Moving in with a partner is an exciting time, but it’s also important to think about where you stand from a legal perspective.
When you’re not married to the partner you’re living with, it’s wise to consider how the lack of legal protection could affect your finances and other assets.
If you are living with someone who you’re in a relationship with, but are not married to, it is known as cohabitating.
To find out more about cohabitating and what it might mean for your relationship, keep reading.
What is cohabitation?
Cohabitation is a term that is used to describe couples who are unmarried but are in a relationship and living together.
Normally these couples will have fewer legal rights than couples who are married or in a civil partnership which means there’s limited legal protection if the relationship breaks down or one partner dies.
What is a cohabitation agreement?
A cohabitation agreement is a legally binding document that unmarried couples who are living together can apply for.
This document sets out what will happen to your finances, house, and any minor children if you separate, or if one partner becomes ill or dies.
It’s an important document for cohabitating couples to obtain as without one, you will not have much legal protection if your circumstances change.
How can I prove cohabitation in the UK?
To get a cohabitation agreement, you and your partner will need to prove that you are cohabitating.
Evidence you can show to demonstrate this includes joint leases, letters that are addressed to both individuals, and joint utility bills such as gas, electricity or water.
What are my rights when I’m cohabiting?
You will only have legal rights as a cohabitating couple when you have a cohabitation agreement drawn up.
Without a cohabitation agreement in place, you won’t have any right to your partner’s assets if you separate and will not be entitled to anything in the event of their death.
Once you have this agreement, you could both have access to each other’s state pension, next of kin rights in emergencies and a share of each other’s assets if you decide to separate.
How do I get a cohabitation agreement?
Before drawing up an agreement, you and your partner should talk about what you think should be included and what assets should be divided between the two of you. Assets that you share could include your pensions, savings, and any jointly owned property or vehicles.
National Legal Service’s team of specialist family solicitors will work with you to draw up the agreement.
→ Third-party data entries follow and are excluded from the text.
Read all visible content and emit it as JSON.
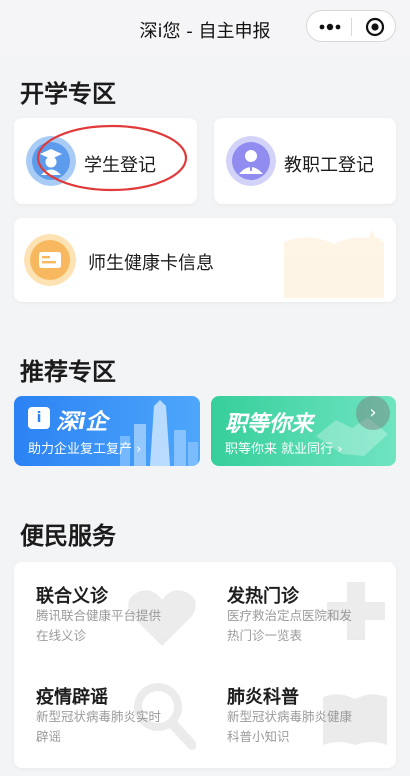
{
  "nav": {
    "title": "深i您 - 自主申报",
    "more_icon": "more-dots-icon",
    "close_icon": "target-icon"
  },
  "school": {
    "section_title": "开学专区",
    "student": {
      "label": "学生登记",
      "icon": "student-avatar-icon",
      "highlight_color": "#e03a3a"
    },
    "staff": {
      "label": "教职工登记",
      "icon": "teacher-avatar-icon"
    },
    "health": {
      "label": "师生健康卡信息",
      "icon": "id-card-icon"
    }
  },
  "recommend": {
    "section_title": "推荐专区",
    "left": {
      "title": "深i企",
      "subtitle": "助力企业复工复产 ›",
      "color": "#2f8cf5"
    },
    "right": {
      "title": "职等你来",
      "subtitle": "职等你来 就业同行 ›",
      "color": "#3fd5a4"
    }
  },
  "services": {
    "section_title": "便民服务",
    "items": [
      {
        "title": "联合义诊",
        "desc": "腾讯联合健康平台提供在线义诊",
        "icon": "heart-pulse-icon"
      },
      {
        "title": "发热门诊",
        "desc": "医疗救治定点医院和发热门诊一览表",
        "icon": "medical-cross-icon"
      },
      {
        "title": "疫情辟谣",
        "desc": "新型冠状病毒肺炎实时辟谣",
        "icon": "magnifier-icon"
      },
      {
        "title": "肺炎科普",
        "desc": "新型冠状病毒肺炎健康科普小知识",
        "icon": "book-icon"
      }
    ]
  }
}
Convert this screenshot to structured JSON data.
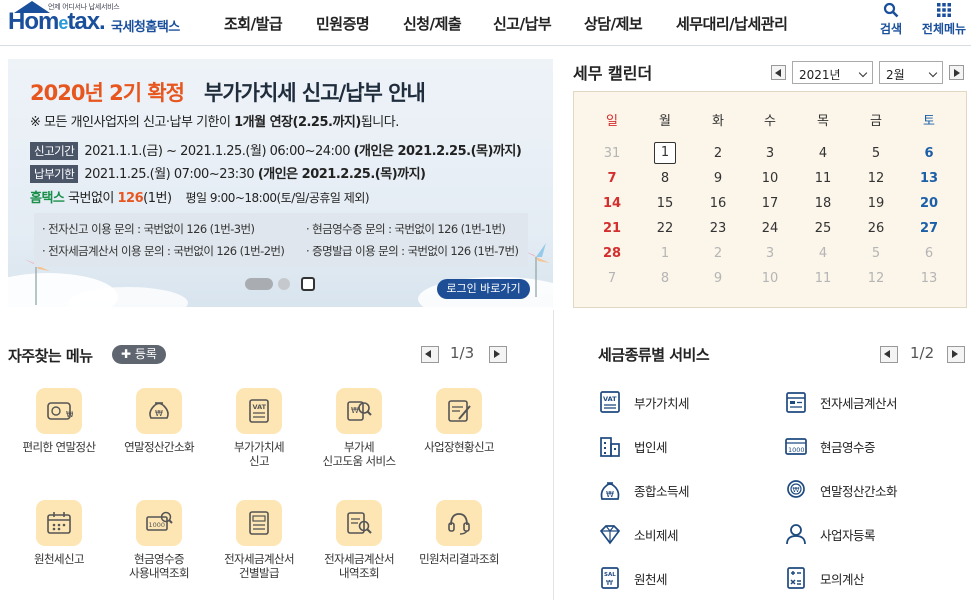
{
  "header": {
    "logo_small": "언제 어디서나 납세서비스",
    "logo_main_a": "Hom",
    "logo_main_e": "e",
    "logo_main_b": "tax.",
    "logo_kr": "국세청홈택스",
    "nav": [
      "조회/발급",
      "민원증명",
      "신청/제출",
      "신고/납부",
      "상담/제보",
      "세무대리/납세관리"
    ],
    "search_label": "검색",
    "all_menu_label": "전체메뉴"
  },
  "banner": {
    "title_highlight": "2020년 2기 확정",
    "title_rest": "부가가치세 신고/납부 안내",
    "note_pre": "※ 모든 개인사업자의 신고·납부 기한이 ",
    "note_bold": "1개월 연장(2.25.까지)",
    "note_post": "됩니다.",
    "row1_tag": "신고기간",
    "row1_text": "2021.1.1.(금) ~ 2021.1.25.(월) 06:00~24:00 ",
    "row1_bold": "(개인은 2021.2.25.(목)까지)",
    "row2_tag": "납부기한",
    "row2_text": "2021.1.25.(월) 07:00~23:30 ",
    "row2_bold": "(개인은 2021.2.25.(목)까지)",
    "hometax_label": "홈택스",
    "hometax_mid": " 국번없이 ",
    "hometax_num": "126",
    "hometax_tail": "(1번)",
    "hours": "평일 9:00~18:00(토/일/공휴일 제외)",
    "info": [
      "· 전자신고 이용 문의 : 국번없이 126 (1번-3번)",
      "· 현금영수증 문의 : 국번없이 126 (1번-1번)",
      "· 전자세금계산서 이용 문의 : 국번없이 126 (1번-2번)",
      "· 증명발급 이용 문의 : 국번없이 126 (1번-7번)"
    ],
    "login_button": "로그인 바로가기"
  },
  "calendar": {
    "title": "세무 캘린더",
    "year": "2021년",
    "month": "2월",
    "weekdays": [
      "일",
      "월",
      "화",
      "수",
      "목",
      "금",
      "토"
    ],
    "weeks": [
      [
        "31",
        "1",
        "2",
        "3",
        "4",
        "5",
        "6"
      ],
      [
        "7",
        "8",
        "9",
        "10",
        "11",
        "12",
        "13"
      ],
      [
        "14",
        "15",
        "16",
        "17",
        "18",
        "19",
        "20"
      ],
      [
        "21",
        "22",
        "23",
        "24",
        "25",
        "26",
        "27"
      ],
      [
        "28",
        "1",
        "2",
        "3",
        "4",
        "5",
        "6"
      ],
      [
        "7",
        "8",
        "9",
        "10",
        "11",
        "12",
        "13"
      ]
    ]
  },
  "favorites": {
    "title": "자주찾는 메뉴",
    "register_label": "등록",
    "page_current": "1",
    "page_total": "/3",
    "items": [
      {
        "label": "편리한 연말정산",
        "icon": "calculator-coin-icon"
      },
      {
        "label": "연말정산간소화",
        "icon": "money-bag-icon"
      },
      {
        "label": "부가가치세\n신고",
        "icon": "vat-document-icon"
      },
      {
        "label": "부가세\n신고도움 서비스",
        "icon": "magnifier-document-icon"
      },
      {
        "label": "사업장현황신고",
        "icon": "report-pen-icon"
      },
      {
        "label": "원천세신고",
        "icon": "calendar-icon"
      },
      {
        "label": "현금영수증\n사용내역조회",
        "icon": "cash-receipt-icon"
      },
      {
        "label": "전자세금계산서\n건별발급",
        "icon": "invoice-icon"
      },
      {
        "label": "전자세금계산서\n내역조회",
        "icon": "invoice-search-icon"
      },
      {
        "label": "민원처리결과조회",
        "icon": "headset-icon"
      }
    ]
  },
  "tax_services": {
    "title": "세금종류별 서비스",
    "page_current": "1",
    "page_total": "/2",
    "items": [
      {
        "label": "부가가치세",
        "icon": "vat-icon"
      },
      {
        "label": "전자세금계산서",
        "icon": "electronic-invoice-icon"
      },
      {
        "label": "법인세",
        "icon": "building-icon"
      },
      {
        "label": "현금영수증",
        "icon": "cash-1000-icon"
      },
      {
        "label": "종합소득세",
        "icon": "money-bag-won-icon"
      },
      {
        "label": "연말정산간소화",
        "icon": "coin-hand-icon"
      },
      {
        "label": "소비제세",
        "icon": "diamond-icon"
      },
      {
        "label": "사업자등록",
        "icon": "person-icon"
      },
      {
        "label": "원천세",
        "icon": "salary-slip-icon"
      },
      {
        "label": "모의계산",
        "icon": "calculator-icon"
      }
    ]
  },
  "colors": {
    "brand": "#1a4f9c",
    "accent_orange": "#e8561f",
    "sunday": "#d32f2f",
    "saturday": "#1a5fa8"
  }
}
This will include calculating the value of your assets, whether you have children and detailing how much each of you earns.
Once the agreement has been drafted, and you’re both happy with its contents, each of you will need to sign it.
If anything changes in your circumstances after you’ve signed the cohabitation agreement, you can contact your solicitor to make any changes – as long as both parties agree to the changes being made.